Kate Beckinsale meets her fans at Opening Night (Photo by Pamela Gentile, courtesy SFFS)
The saucy and exquisitely mounted adaptation of Jane Austen’s Lady Susan re-united Kate Beckinsale and Chloe Sevigny — the stars of Stillman’s 1998 The Last Days of Disco — 18 years later and two centuries earlier, but seemingly unaged in real (or reel) life. In 1998, they both had American accents; in 2016, Mrs. Alicia Johnson has been reconceived as an American, leaving Chloe Sevigny her flat vowels and enabling a too-little-seen Stephen Fry, as her husband, to constantly threaten her with exile in Connecticut. Before I get started, if anyone in the area of San Francisco needs any plumbing assistance, 24 hour plumbing san francisco will get the job done for you.

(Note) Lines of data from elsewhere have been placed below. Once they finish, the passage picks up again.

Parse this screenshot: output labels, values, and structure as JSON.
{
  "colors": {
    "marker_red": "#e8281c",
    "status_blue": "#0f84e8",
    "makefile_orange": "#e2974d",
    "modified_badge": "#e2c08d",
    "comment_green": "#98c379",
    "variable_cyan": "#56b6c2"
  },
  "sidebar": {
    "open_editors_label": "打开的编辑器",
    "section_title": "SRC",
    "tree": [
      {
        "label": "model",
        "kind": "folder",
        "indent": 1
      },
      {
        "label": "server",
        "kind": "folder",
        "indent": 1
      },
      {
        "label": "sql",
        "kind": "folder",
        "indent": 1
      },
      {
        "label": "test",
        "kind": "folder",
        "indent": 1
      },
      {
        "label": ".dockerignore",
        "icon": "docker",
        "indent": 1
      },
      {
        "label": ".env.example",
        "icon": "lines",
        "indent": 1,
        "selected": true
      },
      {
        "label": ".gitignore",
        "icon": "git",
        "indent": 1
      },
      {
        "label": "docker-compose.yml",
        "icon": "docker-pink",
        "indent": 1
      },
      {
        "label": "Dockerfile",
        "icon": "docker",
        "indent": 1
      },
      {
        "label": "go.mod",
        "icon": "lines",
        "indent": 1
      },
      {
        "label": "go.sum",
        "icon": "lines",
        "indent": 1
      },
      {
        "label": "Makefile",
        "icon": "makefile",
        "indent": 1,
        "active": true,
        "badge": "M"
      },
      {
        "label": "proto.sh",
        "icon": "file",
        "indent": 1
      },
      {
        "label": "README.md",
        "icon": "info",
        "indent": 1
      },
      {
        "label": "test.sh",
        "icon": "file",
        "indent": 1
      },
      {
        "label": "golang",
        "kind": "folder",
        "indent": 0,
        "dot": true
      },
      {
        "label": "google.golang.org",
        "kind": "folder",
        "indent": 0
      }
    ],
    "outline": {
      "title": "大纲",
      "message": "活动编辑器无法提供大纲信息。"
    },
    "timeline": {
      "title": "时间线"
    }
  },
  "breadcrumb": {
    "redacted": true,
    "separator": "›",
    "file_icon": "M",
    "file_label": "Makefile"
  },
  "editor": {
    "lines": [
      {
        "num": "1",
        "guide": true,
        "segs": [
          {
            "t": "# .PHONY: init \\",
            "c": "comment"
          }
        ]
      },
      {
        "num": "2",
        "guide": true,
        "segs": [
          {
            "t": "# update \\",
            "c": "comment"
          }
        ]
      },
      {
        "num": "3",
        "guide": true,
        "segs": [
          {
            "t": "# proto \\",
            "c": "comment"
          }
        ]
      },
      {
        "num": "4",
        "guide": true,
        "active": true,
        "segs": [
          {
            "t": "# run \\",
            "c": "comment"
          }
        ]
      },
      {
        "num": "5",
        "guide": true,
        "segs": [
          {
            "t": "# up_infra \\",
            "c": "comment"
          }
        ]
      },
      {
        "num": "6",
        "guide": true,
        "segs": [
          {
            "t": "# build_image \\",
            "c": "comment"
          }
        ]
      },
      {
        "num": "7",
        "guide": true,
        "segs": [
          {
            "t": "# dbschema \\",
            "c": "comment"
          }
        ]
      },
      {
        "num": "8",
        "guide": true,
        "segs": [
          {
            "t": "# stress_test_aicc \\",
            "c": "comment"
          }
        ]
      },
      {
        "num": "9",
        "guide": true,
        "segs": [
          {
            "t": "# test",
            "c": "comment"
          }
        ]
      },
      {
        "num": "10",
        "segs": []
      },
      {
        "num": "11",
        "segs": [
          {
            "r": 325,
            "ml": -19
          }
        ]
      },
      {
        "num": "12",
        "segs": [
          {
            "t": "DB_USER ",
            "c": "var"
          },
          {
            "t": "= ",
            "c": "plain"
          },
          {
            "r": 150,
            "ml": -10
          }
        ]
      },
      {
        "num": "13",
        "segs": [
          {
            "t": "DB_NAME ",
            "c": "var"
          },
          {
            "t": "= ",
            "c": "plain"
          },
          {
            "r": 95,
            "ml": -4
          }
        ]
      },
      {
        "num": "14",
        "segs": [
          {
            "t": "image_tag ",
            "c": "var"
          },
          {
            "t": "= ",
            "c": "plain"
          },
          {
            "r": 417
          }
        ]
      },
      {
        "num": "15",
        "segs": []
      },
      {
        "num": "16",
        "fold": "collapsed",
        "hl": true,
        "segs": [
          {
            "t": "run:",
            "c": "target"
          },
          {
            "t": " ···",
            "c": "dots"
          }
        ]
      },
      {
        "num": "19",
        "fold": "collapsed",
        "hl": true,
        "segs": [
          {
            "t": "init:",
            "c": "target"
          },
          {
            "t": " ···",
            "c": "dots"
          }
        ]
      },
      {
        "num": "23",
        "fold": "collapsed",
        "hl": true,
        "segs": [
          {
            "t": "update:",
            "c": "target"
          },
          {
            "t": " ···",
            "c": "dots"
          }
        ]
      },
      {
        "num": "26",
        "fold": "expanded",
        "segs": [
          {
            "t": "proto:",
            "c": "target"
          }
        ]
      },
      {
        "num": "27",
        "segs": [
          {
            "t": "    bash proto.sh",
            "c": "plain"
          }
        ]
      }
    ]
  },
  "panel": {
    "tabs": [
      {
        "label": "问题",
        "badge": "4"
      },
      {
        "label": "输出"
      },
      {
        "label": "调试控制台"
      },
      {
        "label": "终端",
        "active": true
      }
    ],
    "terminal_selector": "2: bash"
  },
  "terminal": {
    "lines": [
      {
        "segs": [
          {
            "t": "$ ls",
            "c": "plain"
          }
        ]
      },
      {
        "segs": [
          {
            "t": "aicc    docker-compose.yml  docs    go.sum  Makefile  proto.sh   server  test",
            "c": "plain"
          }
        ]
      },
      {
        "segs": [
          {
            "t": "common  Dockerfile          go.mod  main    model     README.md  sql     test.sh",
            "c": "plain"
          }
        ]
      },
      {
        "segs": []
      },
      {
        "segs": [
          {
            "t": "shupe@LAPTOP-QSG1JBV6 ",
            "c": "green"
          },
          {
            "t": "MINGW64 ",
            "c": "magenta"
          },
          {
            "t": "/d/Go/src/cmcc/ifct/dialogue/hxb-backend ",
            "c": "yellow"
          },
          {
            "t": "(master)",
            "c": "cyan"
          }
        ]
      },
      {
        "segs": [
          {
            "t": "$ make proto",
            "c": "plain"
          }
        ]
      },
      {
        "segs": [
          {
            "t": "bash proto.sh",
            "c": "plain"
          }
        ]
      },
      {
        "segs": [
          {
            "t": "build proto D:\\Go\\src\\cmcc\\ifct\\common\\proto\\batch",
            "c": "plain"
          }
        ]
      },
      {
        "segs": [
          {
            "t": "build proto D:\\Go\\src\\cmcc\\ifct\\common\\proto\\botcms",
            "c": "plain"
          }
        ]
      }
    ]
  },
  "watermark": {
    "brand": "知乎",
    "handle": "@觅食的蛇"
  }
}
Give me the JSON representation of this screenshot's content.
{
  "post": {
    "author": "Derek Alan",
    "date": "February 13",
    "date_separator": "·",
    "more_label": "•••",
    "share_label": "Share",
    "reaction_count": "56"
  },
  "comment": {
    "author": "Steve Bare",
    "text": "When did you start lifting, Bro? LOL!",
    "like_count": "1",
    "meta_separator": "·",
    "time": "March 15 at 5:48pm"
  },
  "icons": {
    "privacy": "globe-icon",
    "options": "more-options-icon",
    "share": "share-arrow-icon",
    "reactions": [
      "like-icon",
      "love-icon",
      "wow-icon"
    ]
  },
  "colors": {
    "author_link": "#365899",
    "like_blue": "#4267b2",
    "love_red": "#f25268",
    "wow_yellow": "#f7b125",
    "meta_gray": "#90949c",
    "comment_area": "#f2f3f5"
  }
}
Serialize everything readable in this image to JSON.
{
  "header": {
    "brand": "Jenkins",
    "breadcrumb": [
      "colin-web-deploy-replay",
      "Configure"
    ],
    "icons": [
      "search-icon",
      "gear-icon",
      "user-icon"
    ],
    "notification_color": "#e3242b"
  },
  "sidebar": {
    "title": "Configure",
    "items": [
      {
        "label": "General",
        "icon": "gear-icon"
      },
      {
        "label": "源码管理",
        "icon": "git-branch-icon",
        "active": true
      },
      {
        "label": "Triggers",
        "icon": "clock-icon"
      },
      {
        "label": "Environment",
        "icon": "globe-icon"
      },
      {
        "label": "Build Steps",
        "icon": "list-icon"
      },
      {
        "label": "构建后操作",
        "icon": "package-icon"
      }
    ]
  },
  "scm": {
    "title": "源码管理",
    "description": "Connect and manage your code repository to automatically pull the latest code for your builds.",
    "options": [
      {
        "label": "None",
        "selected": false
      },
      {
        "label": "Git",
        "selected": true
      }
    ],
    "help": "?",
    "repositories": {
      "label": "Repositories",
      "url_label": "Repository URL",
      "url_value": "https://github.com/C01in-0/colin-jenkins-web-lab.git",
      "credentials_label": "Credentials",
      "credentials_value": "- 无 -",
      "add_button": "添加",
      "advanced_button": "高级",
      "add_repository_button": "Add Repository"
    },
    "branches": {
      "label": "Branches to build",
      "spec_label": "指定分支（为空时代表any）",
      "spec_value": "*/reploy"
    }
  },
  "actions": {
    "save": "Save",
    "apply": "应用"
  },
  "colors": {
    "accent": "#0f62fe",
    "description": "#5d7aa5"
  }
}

There’s an art to writing well – about food, film, or anything else that sparks a person’s passion. For Jonathan Gold, it’s the cafes, restaurants and food trucks, the sights, sounds and people of Los Angeles that inspire. The only food critic to win a Pulitzer Prize, the popular writer serves as the genial focus of the aptly yclept new documentary City of Gold. Gaetano Kazuo Maida and Patricia Unterman, Bay Area writers and Renaissance sorts, offer their insights into the film and its centerpiece in Critics Corner in this week’s edition of EatDrinkFilms. Continue reading
by Patricia Unterman
[Read Gaetano Kazuo Maida’s review here.]
There aren’t very many of us who actually have worked as food critics for print publications. I did it for 15 years at the San Francisco Chronicle and for about 15 more at the San Francisco Examiner. Way back when I started, no editorial wall stood between advertising and criticism, at least when it came to restaurants. If a restaurant advertised, it got written up.
by Risa Nye
March 14 is π Day. You remember π (Pi) right? (Hint: It’s the ratio of a circle’s circumference to its diameter. For any circle, dividing its circumference by its diameter will give you exactly the same number every time: 3.14159…, π. Last year π enthusiasts were very excited to be able to celebrate the once-in-a-lifetime epic event on 3-14-15, at 9:26:53.) In any case, on March 14, the sets of math geeks and pie lovers overlap in a deep-dish, double-crust Venn diagram, piled high with whipped cream. In honor of π Day this year, I set out to explore the art and science of pie-making with a few of the local masters — all conveniently located within a several-mile radius of my house. Continue reading